By Martin Plaut
BBC Africa analyst
The growing importance of the United Nations presence in Africa has been highlighted by protests on Tuesday and Wednesday in the eastern Congolese town of Bukavu.
Stones were thrown at UN vehicles by local people, demanding a more vigorous response to attacks on a popular military commander in the region.
It is typical of the sort of incident the UN is having to cope with, as Africans come to rely on the UN's almost 50,000 troops now on patrol across the continent's trouble-spots.
The UN is giving African politicians space to try to end their wars
Gone are the days when the UN operations in Africa were treated with derision.
Its forces are now active in four areas of conflict: Liberia, Sierra Leone, Democratic Republic of the Congo and along the Ethiopian-Eritrean border.
And last week the Security Council agreed to send another 6,000 troops to Ivory Coast.
Preparations are also being made to send more forces to Sudan - should a peace agreement be signed between the two sides currently meeting in Kenya.

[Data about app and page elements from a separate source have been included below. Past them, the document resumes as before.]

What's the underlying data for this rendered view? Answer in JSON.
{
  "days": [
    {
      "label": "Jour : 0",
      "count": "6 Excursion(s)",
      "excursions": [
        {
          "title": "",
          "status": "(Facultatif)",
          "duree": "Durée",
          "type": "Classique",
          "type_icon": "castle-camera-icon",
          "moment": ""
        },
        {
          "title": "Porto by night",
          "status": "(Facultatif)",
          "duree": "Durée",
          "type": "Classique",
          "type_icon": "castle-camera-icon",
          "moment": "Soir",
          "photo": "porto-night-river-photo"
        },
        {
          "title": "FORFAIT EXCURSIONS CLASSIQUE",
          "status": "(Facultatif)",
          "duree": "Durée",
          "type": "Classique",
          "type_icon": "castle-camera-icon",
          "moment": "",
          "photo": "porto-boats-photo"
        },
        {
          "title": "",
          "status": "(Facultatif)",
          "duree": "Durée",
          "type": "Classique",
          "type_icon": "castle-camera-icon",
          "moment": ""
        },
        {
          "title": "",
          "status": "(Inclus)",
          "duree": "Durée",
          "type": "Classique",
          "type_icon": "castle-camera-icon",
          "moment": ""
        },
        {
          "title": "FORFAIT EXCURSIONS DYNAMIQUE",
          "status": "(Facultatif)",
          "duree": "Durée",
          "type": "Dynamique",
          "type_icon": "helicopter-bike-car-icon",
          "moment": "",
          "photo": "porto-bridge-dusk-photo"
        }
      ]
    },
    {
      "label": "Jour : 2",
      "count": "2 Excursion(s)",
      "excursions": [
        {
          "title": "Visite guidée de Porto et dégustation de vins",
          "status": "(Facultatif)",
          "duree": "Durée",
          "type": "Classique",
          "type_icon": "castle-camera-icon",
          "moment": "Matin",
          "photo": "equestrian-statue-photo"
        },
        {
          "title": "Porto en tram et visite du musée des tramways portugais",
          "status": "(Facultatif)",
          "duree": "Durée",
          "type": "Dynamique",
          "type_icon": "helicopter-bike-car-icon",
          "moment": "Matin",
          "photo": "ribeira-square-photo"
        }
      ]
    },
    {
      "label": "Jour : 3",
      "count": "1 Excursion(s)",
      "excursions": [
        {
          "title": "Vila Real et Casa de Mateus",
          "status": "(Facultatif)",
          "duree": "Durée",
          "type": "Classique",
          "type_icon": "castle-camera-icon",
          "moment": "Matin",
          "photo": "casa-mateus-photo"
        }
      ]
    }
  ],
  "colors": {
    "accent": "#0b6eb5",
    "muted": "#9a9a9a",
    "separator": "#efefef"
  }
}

From the rainforests of DR Congo to the barren mountains of Eritrea, UN troops are providing the space for Africa's politicians to try to end the continent's wars.
Yet before the end of the cold war in 1989 most of these operations would have been impossible.

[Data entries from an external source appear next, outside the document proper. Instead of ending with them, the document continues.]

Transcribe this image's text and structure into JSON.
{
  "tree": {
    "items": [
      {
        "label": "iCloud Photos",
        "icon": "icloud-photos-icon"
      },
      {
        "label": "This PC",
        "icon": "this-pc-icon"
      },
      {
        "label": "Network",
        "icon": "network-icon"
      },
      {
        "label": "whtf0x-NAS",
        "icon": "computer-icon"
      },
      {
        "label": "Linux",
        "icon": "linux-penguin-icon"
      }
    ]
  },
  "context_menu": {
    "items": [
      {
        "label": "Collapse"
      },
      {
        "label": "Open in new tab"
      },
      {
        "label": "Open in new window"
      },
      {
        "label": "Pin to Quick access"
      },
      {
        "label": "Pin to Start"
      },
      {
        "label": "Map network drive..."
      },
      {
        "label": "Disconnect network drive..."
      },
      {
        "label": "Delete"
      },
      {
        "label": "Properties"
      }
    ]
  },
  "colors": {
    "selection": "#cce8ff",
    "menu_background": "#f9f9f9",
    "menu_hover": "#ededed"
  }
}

The Angolan civil war was fuelled by the United States and the Soviet Union - and either would have blocked UN peacekeepers intervening in the conflict.
Then came the disaster of Rwanda in 1994 - when UN forces stood by while the genocide took place - while around 800,000 died.
The man in charge of peacekeeping operations then was Kofi Annan. Now he is UN secretary general.
Past mistakes have paved the way for a more muscular approach to peacekeeping in Africa.
And with more active partners in South Africa and Nigeria, the UN is playing a real role in ending the continent's wars.